One of the automatic messages emitted by the Air France plane indicates it was receiving incorrect speed information from the external monitoring instruments, which could destabilize the plane's control systems. Experts have suggested those external instruments might have iced over.

The Pitots have not been "excluded form the chain that led to the accident," he said.

Kieran Daly, editor of Air Transport Intelligence, said although investigators seem to know very little about what happened due to "a horrendous lack of evidence" it was significant that the plane landed the right way up.

"It suggests they were in some kind of flight attitude," he said.

But he warned that "without finding the black boxes it's going to be phenomenally difficult, maybe impossible, to determine what happened."

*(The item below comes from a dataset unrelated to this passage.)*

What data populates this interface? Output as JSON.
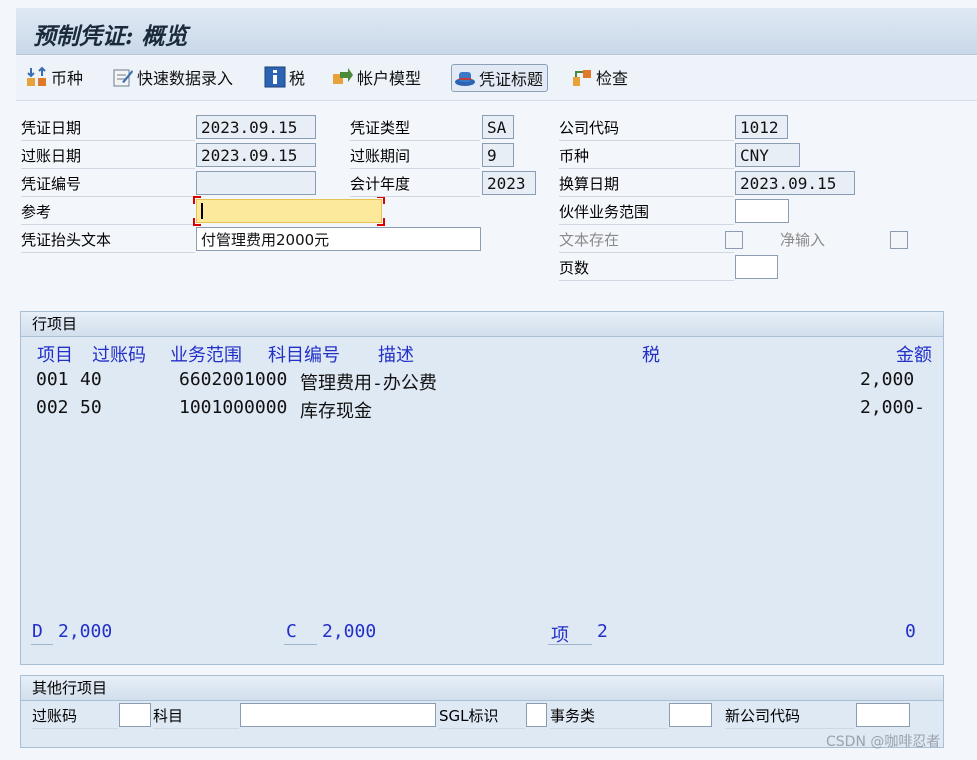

Bouillard said life vests found among the wreckage were not inflated, suggesting that passengers were not prepared for a crash landing in the water. The pilots apparently also did not send any mayday calls.

He said there was "no information" suggesting a need to ground the world's fleet of more than 600 A330 planes as a result of the crash.

"As far as I'm concerned there's no problem flying these aircraft," he said.

A burst of automated messages emitted by the plane before it fell gave rescuers only a vague location to begin their search, which has failed to locate the plane's black boxes in the vast ocean expanse. The chances of finding the flight recorders are falling daily as the signals they emit fade. Without them, the full causes of the tragic accident may never be known.

The black boxes — which are in reality bright orange — are resting somewhere on an underwater mountain range filled with crevasses and rough, uneven terrain. Bouillard said the search for the plane's black boxes has been extended by 10 days through July 10.

The remote location, combined with the mystery of what happened to the plane — the pilots had either no time or no radio frequency to make a mayday call — makes the inquiry exceptionally challenging.

Bouillard said French investigators have yet to receive any information from Brazilian authorities about the results of the autopsies on the 51 bodies recovered from the site.

Families of the victims met with officials from BEA, Air France and the French transport ministry before the report was released Thursday. An association of families addressed a letter to the CEO of Air France, Pierre-Henri Gourgeon, demanding answers to several questions about the plane.

Investigators should have an easier time recovering debris and black boxes in the crash of a Yemeni Airbus 310 with 153 people on board that went down Tuesday just nine miles (14.5 kilometers) north of the Indian Ocean island-nation of Comoros.

Jhesu+Marie
Brantigny

1 comment:

tarasus said...

Tail of Airbus A330 made out of composite material like plastic. It is not durable as aluminum, simple crack may cause it to broke off in harsh turbulence. It happen once before in New York. Air France try to hide it now, they occupy all families of victims with their lawyers ( www.airfrance447truth.com ), families will get close to nothing, but main think no investigation will be made other then Air France ones. It's sad that other people now in great danger of flying those airplanes from Airbus. Airbus French based company, probably owned by same people as Air France. Euros rules, isn't they? How many more people have to die?